Tuesday, February 7, 2017

DBT Dialectical Behavior Therapy Part 3


DBT Dialectical Behavior Therapy Part 3: Emotion Regulation

Emotion regulation is another skill used in Dialectical Behavioral Therapy (DBT).  In a nut shell, emotion regulation is how you manage unwanted or “unjustified” emotions. As a parent, when you learn to manage your own emotions, you are not only more available to hold your children's feelings, but you model good coping skills to your children.  Read more on how to do this...

First, you must be able to IDENTIFY the emotions you are currently feeling. Is it guilt, sadness, anger, frustration, etc.?

Second, try to UNDERSTAND the emotions. Ask yourself,
"Is my emotional reaction based off of truth and fact?"
"What is really getting me worked up?"
"What is underneath all of this?"

Third, think about if you are having "compassion" for your own emotions instead of “judging” yourself for feeling the way you do. It is important to understand and love your emotions. This is not an easy skill to master, as most humans, especially parents, have the tendency to be very judgmental of themselves and rarely welcome those emotions with open arms. Emotions are what makes us human; they help us learn, grow, and connect with others. Unmanaged emotions, especially more negative ones, can leave parents feeling overwhelmed, guilty and vulnerable, all of which can get in the way of relating well with your children.

Here are some simple strategies and acronyms for practicing Emotion Regulation:

ABC Skills-reducing vulnerability to negative emotions before these emotions arise

A-Accumulate positive emotions and experiences (work at feeling good however you can - take time for yourself, be with your friends, laugh and smile)
B-Build a sense of personal mastery (what am I good at?!)
C-Cope ahead of time (prepare in advance by thinking about difficult situations you know are ahead)

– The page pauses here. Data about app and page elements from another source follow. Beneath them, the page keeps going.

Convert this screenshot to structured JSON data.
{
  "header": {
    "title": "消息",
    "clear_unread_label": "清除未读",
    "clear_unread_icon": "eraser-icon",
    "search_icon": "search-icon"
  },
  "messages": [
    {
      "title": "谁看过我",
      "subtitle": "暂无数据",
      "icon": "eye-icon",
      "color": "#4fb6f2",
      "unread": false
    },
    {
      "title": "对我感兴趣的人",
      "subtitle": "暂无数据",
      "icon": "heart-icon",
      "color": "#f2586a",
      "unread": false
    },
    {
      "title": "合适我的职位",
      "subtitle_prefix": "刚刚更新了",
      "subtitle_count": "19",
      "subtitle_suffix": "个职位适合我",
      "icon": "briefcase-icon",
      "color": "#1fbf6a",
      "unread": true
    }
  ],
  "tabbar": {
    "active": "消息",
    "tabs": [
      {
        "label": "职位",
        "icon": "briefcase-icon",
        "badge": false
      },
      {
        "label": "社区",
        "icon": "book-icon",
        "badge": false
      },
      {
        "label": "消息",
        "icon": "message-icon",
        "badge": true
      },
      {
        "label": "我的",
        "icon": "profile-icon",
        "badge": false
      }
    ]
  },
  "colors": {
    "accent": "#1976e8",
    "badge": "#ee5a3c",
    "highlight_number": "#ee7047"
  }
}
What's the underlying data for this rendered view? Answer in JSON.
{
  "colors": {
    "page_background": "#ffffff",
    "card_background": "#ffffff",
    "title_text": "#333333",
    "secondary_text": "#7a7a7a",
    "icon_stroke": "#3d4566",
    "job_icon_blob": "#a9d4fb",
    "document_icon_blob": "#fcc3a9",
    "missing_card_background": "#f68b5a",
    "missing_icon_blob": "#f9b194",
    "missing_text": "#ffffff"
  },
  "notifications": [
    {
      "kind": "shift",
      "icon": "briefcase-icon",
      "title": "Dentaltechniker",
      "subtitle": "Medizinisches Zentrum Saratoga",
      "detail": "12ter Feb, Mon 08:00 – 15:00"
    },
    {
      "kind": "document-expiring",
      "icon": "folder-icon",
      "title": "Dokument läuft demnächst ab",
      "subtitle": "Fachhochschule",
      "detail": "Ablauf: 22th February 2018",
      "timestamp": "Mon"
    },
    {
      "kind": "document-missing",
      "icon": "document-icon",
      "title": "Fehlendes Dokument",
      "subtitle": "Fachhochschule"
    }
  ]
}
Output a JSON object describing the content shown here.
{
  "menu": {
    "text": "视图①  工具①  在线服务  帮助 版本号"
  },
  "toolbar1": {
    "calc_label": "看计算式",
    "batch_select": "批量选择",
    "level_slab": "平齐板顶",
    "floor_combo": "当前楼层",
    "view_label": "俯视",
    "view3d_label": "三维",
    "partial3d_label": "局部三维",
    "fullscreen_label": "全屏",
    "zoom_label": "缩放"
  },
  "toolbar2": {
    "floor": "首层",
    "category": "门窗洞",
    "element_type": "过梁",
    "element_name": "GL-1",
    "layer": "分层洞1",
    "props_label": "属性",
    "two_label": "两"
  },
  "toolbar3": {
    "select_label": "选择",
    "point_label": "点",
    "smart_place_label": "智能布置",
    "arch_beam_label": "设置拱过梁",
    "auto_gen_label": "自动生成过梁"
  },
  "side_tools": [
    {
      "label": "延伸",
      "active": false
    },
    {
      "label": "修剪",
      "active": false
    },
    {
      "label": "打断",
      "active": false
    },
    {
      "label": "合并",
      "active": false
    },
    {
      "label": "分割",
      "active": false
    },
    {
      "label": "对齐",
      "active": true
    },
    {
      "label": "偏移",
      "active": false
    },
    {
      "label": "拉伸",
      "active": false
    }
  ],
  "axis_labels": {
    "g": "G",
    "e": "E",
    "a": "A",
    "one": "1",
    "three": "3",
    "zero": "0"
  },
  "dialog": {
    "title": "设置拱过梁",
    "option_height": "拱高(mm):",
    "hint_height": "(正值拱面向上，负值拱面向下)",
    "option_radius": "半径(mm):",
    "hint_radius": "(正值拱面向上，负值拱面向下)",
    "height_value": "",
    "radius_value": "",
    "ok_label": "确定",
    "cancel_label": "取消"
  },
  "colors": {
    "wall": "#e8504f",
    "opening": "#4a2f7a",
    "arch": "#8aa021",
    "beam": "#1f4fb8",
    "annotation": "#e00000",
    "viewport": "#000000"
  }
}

PLEASE Skills-looking after your physical body as well as your mind

P-Physical illness (treat it!)
L-“Lather, rinse, repeat” (personal hygiene)
E-Eat Balanced diet
A-Avoid mood altering substances
S-Sleep hygiene

Good parent mental health leads to stronger parent-child relationships and kids that learn emotional self care.

Post by Shawna Paplaski, LCPC